**Directions**
In the records below, find each line holding the word "Drops" and copy it.
-- Records for the task follows --
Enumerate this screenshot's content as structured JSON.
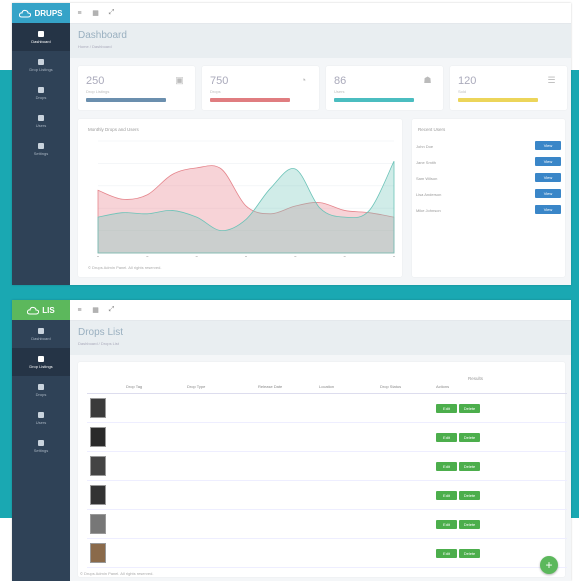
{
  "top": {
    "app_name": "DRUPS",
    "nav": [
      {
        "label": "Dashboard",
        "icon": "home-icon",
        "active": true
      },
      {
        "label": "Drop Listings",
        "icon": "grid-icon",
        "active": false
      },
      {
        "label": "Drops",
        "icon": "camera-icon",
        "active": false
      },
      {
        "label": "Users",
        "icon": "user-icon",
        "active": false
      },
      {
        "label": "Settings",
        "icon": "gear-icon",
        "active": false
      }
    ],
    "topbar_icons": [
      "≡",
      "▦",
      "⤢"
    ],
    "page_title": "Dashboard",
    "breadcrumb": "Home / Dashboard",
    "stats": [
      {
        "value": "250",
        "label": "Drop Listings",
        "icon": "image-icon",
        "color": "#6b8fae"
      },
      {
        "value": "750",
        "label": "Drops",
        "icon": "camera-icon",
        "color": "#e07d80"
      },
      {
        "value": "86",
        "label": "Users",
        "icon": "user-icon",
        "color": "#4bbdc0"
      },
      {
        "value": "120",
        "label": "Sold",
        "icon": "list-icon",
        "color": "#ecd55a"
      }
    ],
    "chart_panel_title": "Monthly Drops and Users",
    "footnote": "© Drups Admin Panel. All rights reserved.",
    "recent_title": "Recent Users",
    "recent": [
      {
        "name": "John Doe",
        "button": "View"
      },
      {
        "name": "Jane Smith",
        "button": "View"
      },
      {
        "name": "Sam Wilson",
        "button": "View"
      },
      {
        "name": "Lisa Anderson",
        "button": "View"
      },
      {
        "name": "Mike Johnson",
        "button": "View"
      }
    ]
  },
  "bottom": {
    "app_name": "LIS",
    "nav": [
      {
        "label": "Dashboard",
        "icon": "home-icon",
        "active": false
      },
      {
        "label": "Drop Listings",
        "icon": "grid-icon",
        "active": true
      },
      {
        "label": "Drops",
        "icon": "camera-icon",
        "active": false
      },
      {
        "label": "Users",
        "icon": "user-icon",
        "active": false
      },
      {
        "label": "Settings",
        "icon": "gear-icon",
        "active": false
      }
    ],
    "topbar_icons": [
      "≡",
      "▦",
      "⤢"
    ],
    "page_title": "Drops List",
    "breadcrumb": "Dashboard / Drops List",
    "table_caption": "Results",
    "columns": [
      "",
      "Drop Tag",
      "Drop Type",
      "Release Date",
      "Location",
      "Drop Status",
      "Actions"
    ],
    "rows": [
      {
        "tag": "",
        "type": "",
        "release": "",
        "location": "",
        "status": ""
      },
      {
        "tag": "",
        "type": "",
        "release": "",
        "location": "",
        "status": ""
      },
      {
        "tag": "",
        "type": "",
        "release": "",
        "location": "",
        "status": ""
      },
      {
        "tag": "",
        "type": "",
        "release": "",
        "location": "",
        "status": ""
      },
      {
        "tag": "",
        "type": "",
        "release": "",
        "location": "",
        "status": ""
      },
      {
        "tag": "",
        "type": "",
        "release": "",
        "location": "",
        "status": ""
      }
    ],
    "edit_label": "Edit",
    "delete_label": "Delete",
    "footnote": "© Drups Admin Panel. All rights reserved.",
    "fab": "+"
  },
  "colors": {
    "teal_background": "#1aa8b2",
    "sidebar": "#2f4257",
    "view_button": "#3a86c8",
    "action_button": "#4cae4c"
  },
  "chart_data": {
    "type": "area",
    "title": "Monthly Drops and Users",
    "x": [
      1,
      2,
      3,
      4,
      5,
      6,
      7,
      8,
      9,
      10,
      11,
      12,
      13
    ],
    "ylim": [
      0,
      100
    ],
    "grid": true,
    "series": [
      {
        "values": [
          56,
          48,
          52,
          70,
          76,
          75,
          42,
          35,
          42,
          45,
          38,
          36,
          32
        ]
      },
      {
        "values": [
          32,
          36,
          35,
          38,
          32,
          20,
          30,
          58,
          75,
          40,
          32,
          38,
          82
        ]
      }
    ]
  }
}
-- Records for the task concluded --
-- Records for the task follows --
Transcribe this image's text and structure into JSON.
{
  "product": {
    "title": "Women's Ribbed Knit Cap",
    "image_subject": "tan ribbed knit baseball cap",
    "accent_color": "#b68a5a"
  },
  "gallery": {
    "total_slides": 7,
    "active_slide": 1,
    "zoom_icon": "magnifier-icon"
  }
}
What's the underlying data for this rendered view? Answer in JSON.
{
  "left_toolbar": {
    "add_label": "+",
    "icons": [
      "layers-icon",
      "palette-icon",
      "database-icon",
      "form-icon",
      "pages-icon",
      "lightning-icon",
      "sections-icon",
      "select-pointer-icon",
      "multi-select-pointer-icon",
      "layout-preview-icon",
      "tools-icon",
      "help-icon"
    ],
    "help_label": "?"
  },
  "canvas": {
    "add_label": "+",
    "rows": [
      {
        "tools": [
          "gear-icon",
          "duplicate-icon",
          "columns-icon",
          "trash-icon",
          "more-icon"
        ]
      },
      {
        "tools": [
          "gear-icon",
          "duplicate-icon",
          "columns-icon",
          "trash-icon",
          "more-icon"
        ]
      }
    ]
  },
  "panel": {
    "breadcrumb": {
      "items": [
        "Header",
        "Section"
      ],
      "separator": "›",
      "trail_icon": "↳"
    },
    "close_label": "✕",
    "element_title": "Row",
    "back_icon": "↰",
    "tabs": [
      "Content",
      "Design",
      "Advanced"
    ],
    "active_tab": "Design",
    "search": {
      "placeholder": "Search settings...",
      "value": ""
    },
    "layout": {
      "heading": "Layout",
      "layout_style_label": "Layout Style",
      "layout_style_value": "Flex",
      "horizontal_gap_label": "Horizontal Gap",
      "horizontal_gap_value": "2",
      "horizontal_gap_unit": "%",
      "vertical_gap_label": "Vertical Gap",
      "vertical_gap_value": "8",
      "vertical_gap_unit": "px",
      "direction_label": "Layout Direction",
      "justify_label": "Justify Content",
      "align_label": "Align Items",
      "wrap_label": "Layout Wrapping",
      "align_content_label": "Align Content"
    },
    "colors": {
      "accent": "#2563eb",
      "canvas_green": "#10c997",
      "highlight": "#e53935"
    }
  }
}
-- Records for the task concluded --
**Answer for the task**
        "label": "Drops",
        "label": "Drops",
    "chart_panel_title": "Monthly Drops and Users",
        "label": "Drops",
    "page_title": "Drops List",
    "breadcrumb": "Dashboard / Drops List",
    "title": "Monthly Drops and Users",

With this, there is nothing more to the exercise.